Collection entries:

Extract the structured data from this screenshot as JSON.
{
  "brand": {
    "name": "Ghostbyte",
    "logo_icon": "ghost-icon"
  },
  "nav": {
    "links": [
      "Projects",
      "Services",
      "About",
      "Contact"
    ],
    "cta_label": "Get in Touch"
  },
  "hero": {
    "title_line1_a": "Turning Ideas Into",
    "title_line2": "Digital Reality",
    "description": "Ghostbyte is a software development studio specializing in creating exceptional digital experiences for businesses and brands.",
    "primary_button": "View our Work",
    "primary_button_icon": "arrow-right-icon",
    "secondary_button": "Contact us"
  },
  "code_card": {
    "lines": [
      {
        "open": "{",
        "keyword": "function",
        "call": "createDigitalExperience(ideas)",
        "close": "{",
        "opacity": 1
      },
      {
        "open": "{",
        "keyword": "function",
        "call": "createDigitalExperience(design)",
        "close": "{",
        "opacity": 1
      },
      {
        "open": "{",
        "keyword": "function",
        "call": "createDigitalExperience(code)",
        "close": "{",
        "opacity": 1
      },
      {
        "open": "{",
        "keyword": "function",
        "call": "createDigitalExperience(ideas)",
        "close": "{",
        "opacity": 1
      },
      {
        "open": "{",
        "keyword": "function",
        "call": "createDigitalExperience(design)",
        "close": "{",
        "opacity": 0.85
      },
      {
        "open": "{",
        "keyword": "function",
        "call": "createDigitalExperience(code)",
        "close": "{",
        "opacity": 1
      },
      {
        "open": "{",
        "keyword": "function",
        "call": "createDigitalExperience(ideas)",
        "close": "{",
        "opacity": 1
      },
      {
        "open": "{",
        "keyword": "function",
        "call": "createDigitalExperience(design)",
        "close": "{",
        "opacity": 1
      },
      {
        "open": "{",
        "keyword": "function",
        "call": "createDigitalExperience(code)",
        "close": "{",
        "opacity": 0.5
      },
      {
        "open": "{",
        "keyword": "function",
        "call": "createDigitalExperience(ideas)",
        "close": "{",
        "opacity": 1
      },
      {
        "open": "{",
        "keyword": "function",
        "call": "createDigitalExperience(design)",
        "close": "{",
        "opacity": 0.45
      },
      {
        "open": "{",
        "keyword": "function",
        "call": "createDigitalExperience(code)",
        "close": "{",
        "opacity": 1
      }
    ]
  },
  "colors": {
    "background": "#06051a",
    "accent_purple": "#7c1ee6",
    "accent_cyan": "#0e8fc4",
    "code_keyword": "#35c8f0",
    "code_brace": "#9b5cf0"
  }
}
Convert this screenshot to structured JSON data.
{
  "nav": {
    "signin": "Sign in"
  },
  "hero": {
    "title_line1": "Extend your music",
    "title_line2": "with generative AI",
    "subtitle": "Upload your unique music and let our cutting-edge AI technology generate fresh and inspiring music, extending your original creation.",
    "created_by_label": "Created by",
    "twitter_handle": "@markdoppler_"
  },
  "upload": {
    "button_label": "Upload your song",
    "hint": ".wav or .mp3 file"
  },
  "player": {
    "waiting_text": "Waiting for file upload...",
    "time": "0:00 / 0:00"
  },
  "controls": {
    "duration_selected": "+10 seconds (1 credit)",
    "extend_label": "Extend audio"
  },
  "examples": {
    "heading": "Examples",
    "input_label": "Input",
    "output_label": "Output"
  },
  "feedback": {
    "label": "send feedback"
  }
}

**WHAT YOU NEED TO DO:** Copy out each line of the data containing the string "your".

**RESULT OF THE EXERCISE:**
    "title_line1": "Extend your music",
    "subtitle": "Upload your unique music and let our cutting-edge AI technology generate fresh and inspiring music, extending your original creation.",
    "button_label": "Upload your song",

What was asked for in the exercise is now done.